SIOUX FALLS, S.D. (KELO) — Hurricane-force winds of 70 to nearly 90mph caused cornfields like this to be blown flat in spots. And the impacts will be felt for a long time.
We were carefully watching the storms developing west of Lennox on Saturday afternoon and the damaging wind and tornado that developed. You can see the storm track across Lincoln County with the first storm. Additional storms developed after 5:30 p.m. and some of these produced extremely large hail reports. Then, a third round of storms trained over the same area and produced flash flooding.
You can see the tornado rotation on VIPIR over the Lennox area. The red and green colors show the opposing wind flow and the rotational couplet right over town.
I took this picture near Canton.
It was the start of the softball size hail that fell in the Larchwood area. The wall cloud lowering is typical of these supercell thunderstorms, but this one did not produce a tornado.
The radar pattern from our Beresford Doppler was interesting. We noticed the pattern eventually split into the “flying eagle” formation as the powerful hail vaulted into the cloud at over 100mph straight up and split the storm structure as shown here. In other words, a very big storm.
Then there was the rain. 6-7 inches fell in several areas of central Lincoln County, producing some local flash flooding. The rain will obviously impact the drought monitor as more areas are forecast to receive rain this week.

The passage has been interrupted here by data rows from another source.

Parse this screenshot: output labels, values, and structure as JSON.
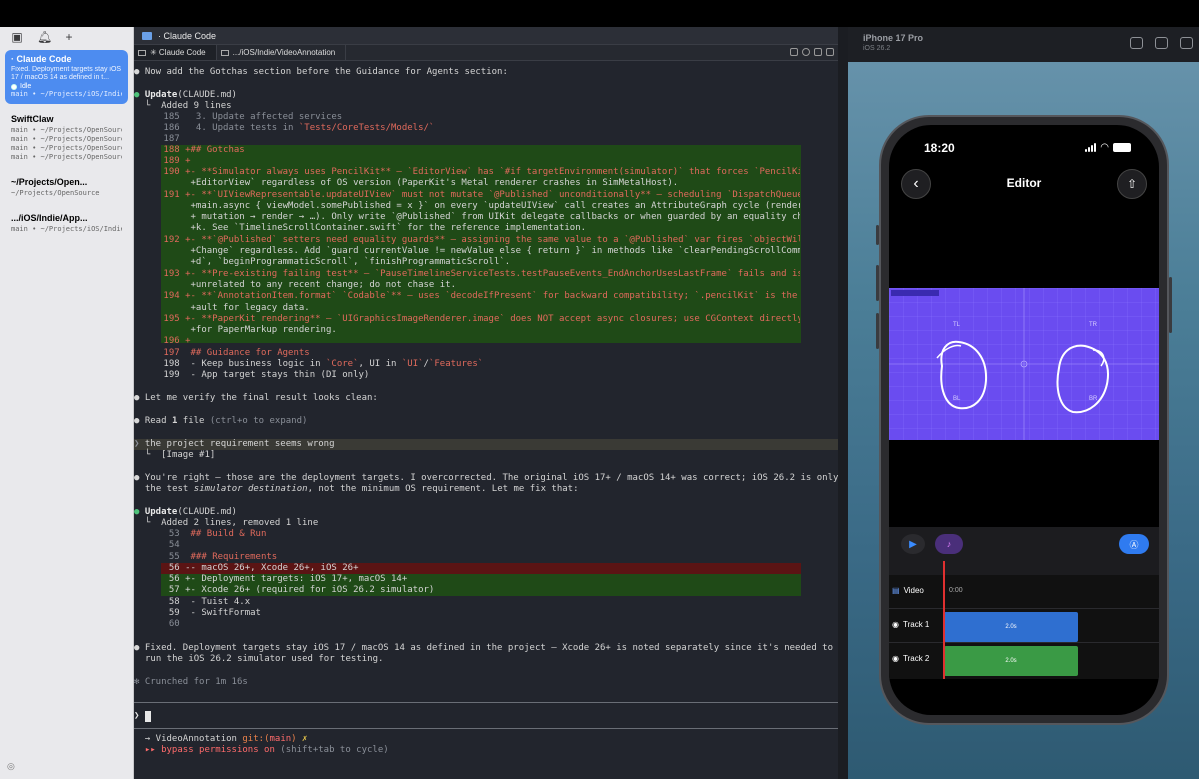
{
  "sidebar": {
    "sessions": [
      {
        "title": "· Claude Code",
        "message": "Fixed. Deployment targets stay iOS 17 / macOS 14 as defined in t...",
        "status": "Idle",
        "path": "main • ~/Projects/iOS/Indie..."
      },
      {
        "title": "SwiftClaw",
        "paths": [
          "main • ~/Projects/OpenSource...",
          "main • ~/Projects/OpenSource...",
          "main • ~/Projects/OpenSource...",
          "main • ~/Projects/OpenSource..."
        ]
      },
      {
        "title": "~/Projects/Open...",
        "path": "~/Projects/OpenSource"
      },
      {
        "title": ".../iOS/Indie/App...",
        "path": "main • ~/Projects/iOS/Indie..."
      }
    ]
  },
  "terminal": {
    "window_title": "· Claude Code",
    "tabs": [
      "✳ Claude Code",
      ".../iOS/Indie/VideoAnnotation"
    ],
    "lines": {
      "l1": "Now add the Gotchas section before the Guidance for Agents section:",
      "update1_a": "Update",
      "update1_b": "(CLAUDE.md)",
      "added9": "└  Added 9 lines",
      "c185": " 185   3. Update affected services",
      "c186": " 186   4. Update tests in ",
      "c186b": "`Tests/CoreTests/Models/`",
      "c187": " 187",
      "c188": " 188 +## Gotchas",
      "c189": " 189 +",
      "c190": " 190 +- **Simulator always uses PencilKit** — `EditorView` has `#if targetEnvironment(simulator)` that forces `PencilKit",
      "c190b": "      +EditorView` regardless of OS version (PaperKit's Metal renderer crashes in SimMetalHost).",
      "c191": " 191 +- **`UIViewRepresentable.updateUIView` must not mutate `@Published` unconditionally** — scheduling `DispatchQueue.",
      "c191b": "      +main.async { viewModel.somePublished = x }` on every `updateUIView` call creates an AttributeGraph cycle (render →",
      "c191c": "      + mutation → render → …). Only write `@Published` from UIKit delegate callbacks or when guarded by an equality chec",
      "c191d": "      +k. See `TimelineScrollContainer.swift` for the reference implementation.",
      "c192": " 192 +- **`@Published` setters need equality guards** — assigning the same value to a `@Published` var fires `objectWill",
      "c192b": "      +Change` regardless. Add `guard currentValue != newValue else { return }` in methods like `clearPendingScrollComman",
      "c192c": "      +d`, `beginProgrammaticScroll`, `finishProgrammaticScroll`.",
      "c193": " 193 +- **Pre-existing failing test** — `PauseTimelineServiceTests.testPauseEvents_EndAnchorUsesLastFrame` fails and is",
      "c193b": "      +unrelated to any recent change; do not chase it.",
      "c194": " 194 +- **`AnnotationItem.format` `Codable`** — uses `decodeIfPresent` for backward compatibility; `.pencilKit` is the def",
      "c194b": "      +ault for legacy data.",
      "c195": " 195 +- **PaperKit rendering** — `UIGraphicsImageRenderer.image` does NOT accept async closures; use CGContext directly",
      "c195b": "      +for PaperMarkup rendering.",
      "c196": " 196 +",
      "c197": " 197  ## Guidance for Agents",
      "c198a": " 198  - Keep business logic in ",
      "c198b": "`Core`",
      "c198c": ", UI in ",
      "c198d": "`UI`",
      "c198e": "/",
      "c198f": "`Features`",
      "c199": " 199  - App target stays thin (DI only)",
      "verify": "Let me verify the final result looks clean:",
      "read_a": "Read ",
      "read_b": "1",
      "read_c": " file ",
      "read_d": "(ctrl+o to expand)",
      "user_prompt": "the project requirement seems wrong",
      "image_ref": "  [Image #1]",
      "reply1": "You're right — those are the deployment targets. I overcorrected. The original iOS 17+ / macOS 14+ was correct; iOS 26.2 is only",
      "reply2a": "the test ",
      "reply2b": "simulator destination",
      "reply2c": ", not the minimum OS requirement. Let me fix that:",
      "update2_a": "Update",
      "update2_b": "(CLAUDE.md)",
      "added2": "└  Added 2 lines, removed 1 line",
      "d53": "  53  ## Build & Run",
      "d54": "  54",
      "d55": "  55  ### Requirements",
      "d56r": "  56 -- macOS 26+, Xcode 26+, iOS 26+",
      "d56a": "  56 +- Deployment targets: iOS 17+, macOS 14+",
      "d57": "  57 +- Xcode 26+ (required for iOS 26.2 simulator)",
      "d58": "  58  - Tuist 4.x",
      "d59": "  59  - SwiftFormat",
      "d60": "  60",
      "fixed1": "Fixed. Deployment targets stay iOS 17 / macOS 14 as defined in the project — Xcode 26+ is noted separately since it's needed to",
      "fixed2": "run the iOS 26.2 simulator used for testing.",
      "crunched": "Crunched for 1m 16s",
      "prompt_arrow": "❯",
      "git_a": "→ VideoAnnotation ",
      "git_b": "git:(",
      "git_c": "main",
      "git_d": ")",
      "git_e": " ✗",
      "perm_a": "▸▸ bypass permissions on",
      "perm_b": " (shift+tab to cycle)"
    }
  },
  "simulator": {
    "device": "iPhone 17 Pro",
    "os": "iOS 26.2",
    "status_time": "18:20",
    "nav_title": "Editor",
    "video_labels": {
      "tl": "TL",
      "tr": "TR",
      "bl": "BL",
      "br": "BR"
    },
    "timeline": {
      "video_label": "Video",
      "video_time": "0:00",
      "track1_label": "Track 1",
      "track1_clip": "2.0s",
      "track2_label": "Track 2",
      "track2_clip": "2.0s"
    },
    "colors": {
      "track1": "#2f6fd0",
      "track2": "#3a9a45",
      "video": "#6a4cf0",
      "accent": "#2f7bf0"
    }
  }
}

We’ll be monitoring the forecast for additional heavy rain as the forecast remains active and could affect more areas like this in the days to come.